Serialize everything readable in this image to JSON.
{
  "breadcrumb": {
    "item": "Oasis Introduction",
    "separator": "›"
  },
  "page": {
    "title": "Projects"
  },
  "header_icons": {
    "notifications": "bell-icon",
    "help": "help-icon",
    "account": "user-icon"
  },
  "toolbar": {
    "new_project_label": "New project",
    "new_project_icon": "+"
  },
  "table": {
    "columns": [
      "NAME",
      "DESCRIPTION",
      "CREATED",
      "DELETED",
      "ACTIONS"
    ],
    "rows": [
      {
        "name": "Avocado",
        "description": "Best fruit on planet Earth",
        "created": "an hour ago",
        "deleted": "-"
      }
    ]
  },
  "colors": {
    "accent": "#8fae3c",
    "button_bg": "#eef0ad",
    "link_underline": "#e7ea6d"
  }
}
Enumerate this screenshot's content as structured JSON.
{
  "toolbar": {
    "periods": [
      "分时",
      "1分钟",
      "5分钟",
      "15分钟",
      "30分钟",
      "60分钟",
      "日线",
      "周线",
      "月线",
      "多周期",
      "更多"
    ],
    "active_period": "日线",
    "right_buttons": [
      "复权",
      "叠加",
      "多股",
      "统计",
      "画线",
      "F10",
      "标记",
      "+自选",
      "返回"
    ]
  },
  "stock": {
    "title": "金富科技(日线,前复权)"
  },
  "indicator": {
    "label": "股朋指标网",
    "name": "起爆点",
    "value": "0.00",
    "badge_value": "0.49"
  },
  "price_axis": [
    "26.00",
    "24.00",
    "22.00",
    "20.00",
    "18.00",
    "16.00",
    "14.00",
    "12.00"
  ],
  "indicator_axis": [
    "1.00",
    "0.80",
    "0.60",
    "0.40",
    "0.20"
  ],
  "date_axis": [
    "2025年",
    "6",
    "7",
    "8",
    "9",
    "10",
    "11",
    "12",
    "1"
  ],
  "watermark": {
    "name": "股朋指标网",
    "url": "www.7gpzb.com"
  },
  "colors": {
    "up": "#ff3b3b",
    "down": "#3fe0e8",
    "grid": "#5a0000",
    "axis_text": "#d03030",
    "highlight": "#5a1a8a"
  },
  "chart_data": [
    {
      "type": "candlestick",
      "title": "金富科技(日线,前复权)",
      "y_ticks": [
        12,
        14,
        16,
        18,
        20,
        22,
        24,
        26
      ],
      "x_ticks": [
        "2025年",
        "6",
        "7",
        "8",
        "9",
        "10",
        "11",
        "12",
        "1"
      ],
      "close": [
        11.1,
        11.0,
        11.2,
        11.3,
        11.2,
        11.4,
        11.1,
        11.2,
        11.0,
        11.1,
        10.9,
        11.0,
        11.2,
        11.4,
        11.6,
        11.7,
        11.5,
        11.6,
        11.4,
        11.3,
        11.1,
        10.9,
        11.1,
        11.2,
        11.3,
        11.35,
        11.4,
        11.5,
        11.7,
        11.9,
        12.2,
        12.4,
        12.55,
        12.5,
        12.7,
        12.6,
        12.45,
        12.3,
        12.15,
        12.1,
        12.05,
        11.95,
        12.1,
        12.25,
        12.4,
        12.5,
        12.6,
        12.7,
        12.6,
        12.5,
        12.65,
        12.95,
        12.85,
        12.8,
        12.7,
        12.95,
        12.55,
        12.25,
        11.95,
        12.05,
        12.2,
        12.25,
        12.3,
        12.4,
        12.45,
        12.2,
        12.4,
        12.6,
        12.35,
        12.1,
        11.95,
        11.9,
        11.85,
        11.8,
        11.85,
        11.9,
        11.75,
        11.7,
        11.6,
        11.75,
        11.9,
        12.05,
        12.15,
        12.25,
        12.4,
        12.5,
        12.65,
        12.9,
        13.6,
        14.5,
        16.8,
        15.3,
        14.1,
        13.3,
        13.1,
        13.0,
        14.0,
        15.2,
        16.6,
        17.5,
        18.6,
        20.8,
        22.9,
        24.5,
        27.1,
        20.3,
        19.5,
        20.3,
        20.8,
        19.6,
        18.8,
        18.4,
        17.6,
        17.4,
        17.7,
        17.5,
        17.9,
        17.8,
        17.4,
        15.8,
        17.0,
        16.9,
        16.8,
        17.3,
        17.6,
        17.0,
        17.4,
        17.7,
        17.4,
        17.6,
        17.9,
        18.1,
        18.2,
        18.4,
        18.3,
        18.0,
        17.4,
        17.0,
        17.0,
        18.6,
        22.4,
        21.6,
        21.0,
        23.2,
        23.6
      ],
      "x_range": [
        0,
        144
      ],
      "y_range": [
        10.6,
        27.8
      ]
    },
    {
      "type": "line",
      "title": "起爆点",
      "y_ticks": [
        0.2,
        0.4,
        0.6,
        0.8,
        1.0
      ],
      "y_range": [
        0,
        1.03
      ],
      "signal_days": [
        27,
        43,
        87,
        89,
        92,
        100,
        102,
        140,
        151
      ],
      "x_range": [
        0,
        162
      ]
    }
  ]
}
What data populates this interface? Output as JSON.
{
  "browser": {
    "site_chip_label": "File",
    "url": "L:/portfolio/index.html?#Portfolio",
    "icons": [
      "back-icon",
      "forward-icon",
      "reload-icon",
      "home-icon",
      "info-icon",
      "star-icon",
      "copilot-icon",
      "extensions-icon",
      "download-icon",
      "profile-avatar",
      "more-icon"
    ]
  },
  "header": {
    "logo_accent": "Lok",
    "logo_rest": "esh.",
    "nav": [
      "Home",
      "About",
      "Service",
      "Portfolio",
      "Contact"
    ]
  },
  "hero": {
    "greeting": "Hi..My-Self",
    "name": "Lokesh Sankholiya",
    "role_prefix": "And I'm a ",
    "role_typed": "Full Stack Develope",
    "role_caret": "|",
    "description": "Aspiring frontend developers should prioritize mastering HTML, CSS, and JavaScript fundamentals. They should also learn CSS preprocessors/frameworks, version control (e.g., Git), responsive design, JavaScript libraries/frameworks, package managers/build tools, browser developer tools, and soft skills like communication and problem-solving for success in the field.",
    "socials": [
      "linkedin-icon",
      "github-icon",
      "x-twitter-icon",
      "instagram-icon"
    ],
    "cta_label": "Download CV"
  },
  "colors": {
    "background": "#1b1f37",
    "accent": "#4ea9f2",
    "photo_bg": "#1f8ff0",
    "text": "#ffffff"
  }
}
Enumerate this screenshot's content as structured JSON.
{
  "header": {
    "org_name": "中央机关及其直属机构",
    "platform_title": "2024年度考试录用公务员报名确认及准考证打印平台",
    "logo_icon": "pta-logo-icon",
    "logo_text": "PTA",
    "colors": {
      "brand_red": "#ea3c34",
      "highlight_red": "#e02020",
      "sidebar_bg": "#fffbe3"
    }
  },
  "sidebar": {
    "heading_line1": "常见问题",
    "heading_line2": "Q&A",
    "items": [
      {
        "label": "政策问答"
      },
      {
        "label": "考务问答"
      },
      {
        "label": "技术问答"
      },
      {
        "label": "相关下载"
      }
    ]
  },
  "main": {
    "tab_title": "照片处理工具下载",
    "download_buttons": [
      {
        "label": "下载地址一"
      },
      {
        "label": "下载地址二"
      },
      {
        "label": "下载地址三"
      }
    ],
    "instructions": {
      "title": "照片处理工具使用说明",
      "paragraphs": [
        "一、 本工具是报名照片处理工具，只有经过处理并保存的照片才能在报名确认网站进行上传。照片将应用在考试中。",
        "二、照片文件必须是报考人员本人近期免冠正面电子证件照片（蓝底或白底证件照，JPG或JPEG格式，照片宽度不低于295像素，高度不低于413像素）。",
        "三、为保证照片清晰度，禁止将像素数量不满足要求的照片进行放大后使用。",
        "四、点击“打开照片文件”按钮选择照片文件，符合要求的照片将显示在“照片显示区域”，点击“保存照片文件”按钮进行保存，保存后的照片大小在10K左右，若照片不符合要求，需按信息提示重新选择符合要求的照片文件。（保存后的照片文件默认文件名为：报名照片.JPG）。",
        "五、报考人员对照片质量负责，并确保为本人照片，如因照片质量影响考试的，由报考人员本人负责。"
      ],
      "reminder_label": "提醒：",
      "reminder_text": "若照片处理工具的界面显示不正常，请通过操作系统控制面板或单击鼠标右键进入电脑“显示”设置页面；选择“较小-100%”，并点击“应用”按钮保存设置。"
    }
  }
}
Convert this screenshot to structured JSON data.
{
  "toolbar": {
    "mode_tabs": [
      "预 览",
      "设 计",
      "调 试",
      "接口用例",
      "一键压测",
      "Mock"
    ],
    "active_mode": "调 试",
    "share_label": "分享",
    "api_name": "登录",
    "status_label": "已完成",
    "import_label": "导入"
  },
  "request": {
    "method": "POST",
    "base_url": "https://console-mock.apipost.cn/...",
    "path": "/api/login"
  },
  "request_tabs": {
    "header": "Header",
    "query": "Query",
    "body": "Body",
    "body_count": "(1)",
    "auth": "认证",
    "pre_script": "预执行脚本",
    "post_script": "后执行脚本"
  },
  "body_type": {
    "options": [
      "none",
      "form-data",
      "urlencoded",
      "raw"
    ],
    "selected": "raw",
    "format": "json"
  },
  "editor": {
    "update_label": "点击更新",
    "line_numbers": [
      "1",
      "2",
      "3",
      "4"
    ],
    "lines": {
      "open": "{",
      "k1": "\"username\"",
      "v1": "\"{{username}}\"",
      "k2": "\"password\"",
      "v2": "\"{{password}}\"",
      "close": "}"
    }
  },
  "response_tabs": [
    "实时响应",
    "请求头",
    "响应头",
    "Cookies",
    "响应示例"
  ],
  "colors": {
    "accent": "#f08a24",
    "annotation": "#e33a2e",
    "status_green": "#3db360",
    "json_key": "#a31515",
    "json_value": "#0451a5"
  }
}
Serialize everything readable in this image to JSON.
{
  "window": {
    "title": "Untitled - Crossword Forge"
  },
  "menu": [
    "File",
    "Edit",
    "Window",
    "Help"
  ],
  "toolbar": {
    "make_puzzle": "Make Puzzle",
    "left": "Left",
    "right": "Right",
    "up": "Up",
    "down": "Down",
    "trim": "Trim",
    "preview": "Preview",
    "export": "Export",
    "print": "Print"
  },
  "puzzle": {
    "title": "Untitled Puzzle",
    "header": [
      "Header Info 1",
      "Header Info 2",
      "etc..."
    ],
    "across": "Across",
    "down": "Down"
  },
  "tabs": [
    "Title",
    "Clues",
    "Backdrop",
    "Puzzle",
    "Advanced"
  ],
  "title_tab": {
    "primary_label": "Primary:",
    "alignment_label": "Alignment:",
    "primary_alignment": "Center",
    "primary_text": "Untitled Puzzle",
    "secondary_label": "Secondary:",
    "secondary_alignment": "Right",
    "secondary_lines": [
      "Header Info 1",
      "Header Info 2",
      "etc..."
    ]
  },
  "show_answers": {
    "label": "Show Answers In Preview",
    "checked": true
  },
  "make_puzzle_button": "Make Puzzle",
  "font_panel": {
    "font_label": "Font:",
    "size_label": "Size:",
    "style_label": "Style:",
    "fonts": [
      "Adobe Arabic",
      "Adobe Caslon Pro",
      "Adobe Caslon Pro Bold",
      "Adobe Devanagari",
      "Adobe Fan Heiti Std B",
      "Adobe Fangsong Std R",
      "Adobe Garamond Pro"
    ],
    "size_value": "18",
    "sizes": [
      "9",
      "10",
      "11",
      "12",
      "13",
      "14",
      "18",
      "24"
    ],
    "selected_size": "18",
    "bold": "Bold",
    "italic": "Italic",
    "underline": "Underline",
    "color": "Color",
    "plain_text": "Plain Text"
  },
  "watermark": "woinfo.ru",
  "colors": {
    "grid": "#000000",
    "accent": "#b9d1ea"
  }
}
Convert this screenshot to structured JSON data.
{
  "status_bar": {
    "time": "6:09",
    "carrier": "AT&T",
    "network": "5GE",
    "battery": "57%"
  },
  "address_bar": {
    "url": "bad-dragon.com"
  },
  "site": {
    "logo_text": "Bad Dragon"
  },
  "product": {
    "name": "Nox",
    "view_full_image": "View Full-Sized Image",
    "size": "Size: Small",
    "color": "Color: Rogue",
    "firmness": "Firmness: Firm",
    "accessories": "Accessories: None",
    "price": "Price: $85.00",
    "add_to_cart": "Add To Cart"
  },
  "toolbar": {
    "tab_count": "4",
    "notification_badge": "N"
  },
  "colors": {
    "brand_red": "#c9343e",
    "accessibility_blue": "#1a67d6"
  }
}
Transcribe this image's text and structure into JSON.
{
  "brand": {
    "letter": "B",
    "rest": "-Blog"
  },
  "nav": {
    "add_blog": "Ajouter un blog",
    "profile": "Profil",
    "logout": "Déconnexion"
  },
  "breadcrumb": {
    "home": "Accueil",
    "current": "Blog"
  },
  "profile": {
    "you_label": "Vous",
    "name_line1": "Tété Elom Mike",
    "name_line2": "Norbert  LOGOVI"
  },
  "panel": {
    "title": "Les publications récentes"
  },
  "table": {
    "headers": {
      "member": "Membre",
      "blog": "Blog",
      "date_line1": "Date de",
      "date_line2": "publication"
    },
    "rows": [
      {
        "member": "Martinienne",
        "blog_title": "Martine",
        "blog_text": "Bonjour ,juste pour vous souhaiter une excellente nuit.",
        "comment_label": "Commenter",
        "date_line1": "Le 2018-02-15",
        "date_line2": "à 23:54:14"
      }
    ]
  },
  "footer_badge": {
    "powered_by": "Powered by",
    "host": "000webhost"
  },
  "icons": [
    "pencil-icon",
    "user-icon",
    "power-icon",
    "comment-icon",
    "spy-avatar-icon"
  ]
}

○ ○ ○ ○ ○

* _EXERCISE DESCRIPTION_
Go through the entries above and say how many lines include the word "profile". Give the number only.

* _THE ANSWER_
3